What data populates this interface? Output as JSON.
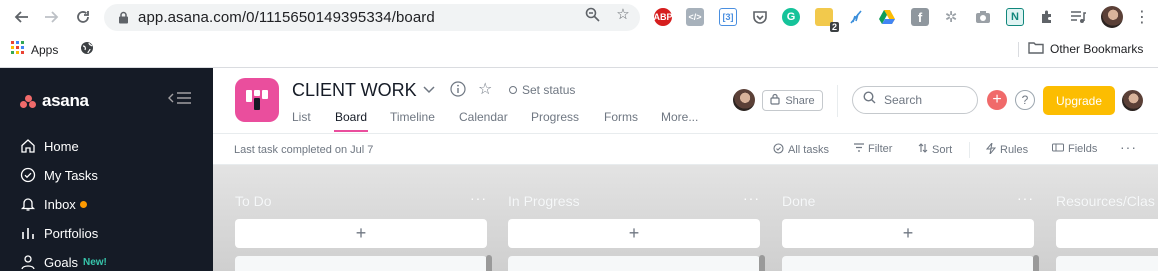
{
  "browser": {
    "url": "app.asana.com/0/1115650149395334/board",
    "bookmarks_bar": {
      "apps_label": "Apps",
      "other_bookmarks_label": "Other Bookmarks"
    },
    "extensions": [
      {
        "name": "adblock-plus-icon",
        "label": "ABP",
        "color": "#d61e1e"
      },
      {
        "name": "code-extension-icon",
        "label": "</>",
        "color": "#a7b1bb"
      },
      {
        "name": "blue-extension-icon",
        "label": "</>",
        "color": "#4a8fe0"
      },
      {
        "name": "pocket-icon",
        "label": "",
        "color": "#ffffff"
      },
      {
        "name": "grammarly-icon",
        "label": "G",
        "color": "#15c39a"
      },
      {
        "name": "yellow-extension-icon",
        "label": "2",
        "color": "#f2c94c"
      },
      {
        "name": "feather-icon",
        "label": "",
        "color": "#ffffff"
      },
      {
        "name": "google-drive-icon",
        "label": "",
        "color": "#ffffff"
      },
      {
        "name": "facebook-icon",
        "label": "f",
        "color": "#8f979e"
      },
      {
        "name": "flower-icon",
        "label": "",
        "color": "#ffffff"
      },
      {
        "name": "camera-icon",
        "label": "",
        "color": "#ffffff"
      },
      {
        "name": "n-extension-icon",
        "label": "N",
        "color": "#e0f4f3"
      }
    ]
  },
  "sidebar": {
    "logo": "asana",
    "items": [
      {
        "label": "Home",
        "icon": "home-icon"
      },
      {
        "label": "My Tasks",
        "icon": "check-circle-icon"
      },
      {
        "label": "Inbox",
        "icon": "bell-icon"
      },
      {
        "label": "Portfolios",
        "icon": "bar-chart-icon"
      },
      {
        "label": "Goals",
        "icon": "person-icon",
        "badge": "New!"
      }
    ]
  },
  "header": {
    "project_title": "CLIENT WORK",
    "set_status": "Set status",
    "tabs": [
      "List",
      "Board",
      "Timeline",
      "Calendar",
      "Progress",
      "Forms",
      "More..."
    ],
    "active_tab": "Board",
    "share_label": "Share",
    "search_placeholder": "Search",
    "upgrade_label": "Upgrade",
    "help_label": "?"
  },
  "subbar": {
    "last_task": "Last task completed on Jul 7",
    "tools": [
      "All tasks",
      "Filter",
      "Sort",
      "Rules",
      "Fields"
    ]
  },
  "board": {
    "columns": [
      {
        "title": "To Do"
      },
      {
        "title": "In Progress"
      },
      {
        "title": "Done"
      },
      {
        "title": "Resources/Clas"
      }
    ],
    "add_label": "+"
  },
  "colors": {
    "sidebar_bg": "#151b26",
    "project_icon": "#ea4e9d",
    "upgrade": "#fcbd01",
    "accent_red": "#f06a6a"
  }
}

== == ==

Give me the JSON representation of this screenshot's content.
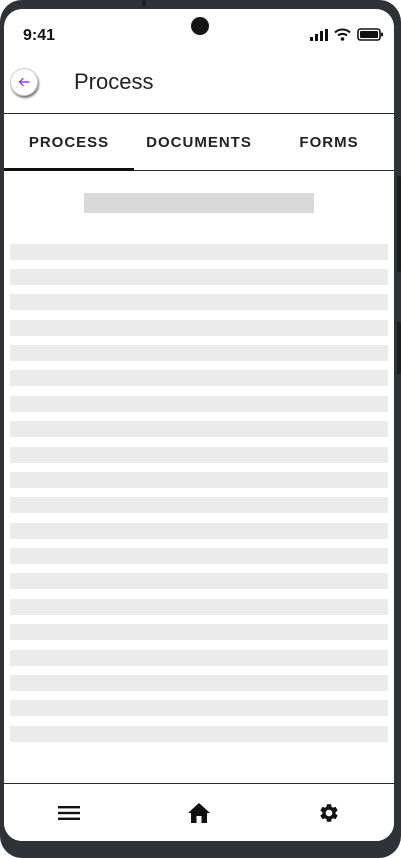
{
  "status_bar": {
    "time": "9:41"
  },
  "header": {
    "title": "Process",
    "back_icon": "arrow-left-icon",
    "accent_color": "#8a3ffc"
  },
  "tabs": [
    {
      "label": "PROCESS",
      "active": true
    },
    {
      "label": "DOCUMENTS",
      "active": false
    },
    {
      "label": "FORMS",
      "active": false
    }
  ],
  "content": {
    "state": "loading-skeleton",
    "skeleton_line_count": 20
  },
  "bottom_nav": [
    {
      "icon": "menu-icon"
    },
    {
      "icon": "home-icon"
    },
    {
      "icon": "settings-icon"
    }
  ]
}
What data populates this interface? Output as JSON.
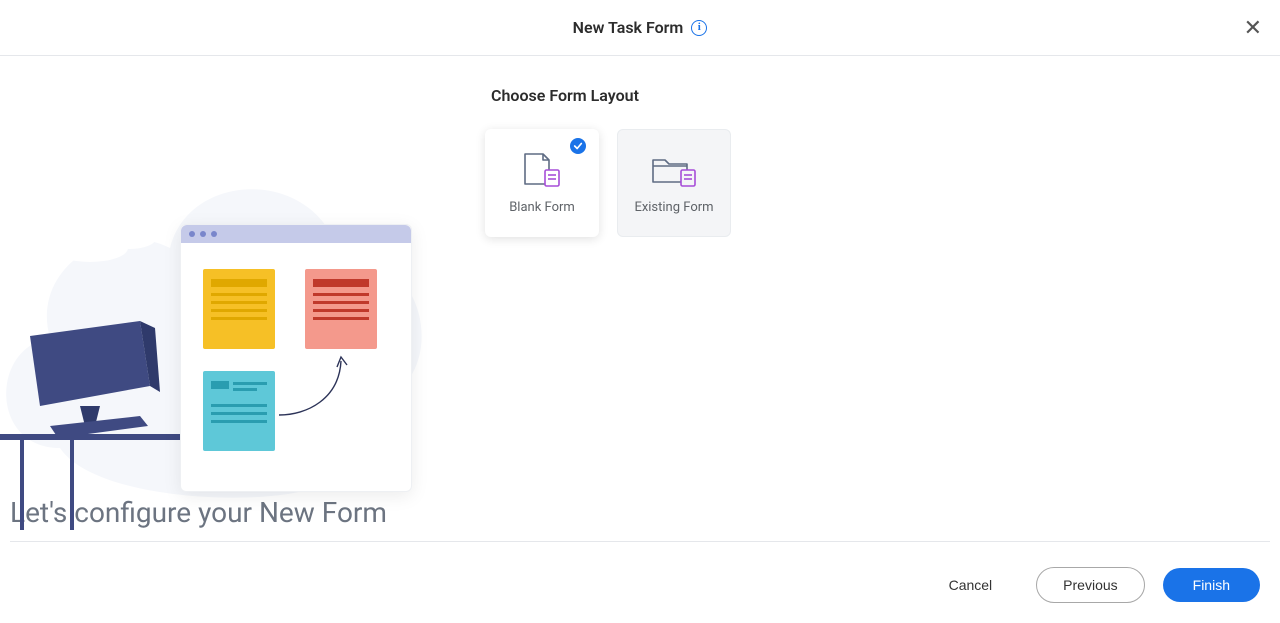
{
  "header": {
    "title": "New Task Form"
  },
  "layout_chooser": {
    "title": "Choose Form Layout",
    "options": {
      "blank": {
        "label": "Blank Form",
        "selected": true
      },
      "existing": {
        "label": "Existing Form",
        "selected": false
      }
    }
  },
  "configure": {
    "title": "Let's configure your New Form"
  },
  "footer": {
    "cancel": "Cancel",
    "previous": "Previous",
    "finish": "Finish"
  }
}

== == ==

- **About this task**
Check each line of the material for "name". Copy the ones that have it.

- **Exercise solution**
        "name": "adblock-plus-icon",
        "name": "code-extension-icon",
        "name": "blue-extension-icon",
        "name": "pocket-icon",
        "name": "grammarly-icon",
        "name": "yellow-extension-icon",
        "name": "feather-icon",
        "name": "google-drive-icon",
        "name": "facebook-icon",
        "name": "flower-icon",
        "name": "camera-icon",
        "name": "n-extension-icon",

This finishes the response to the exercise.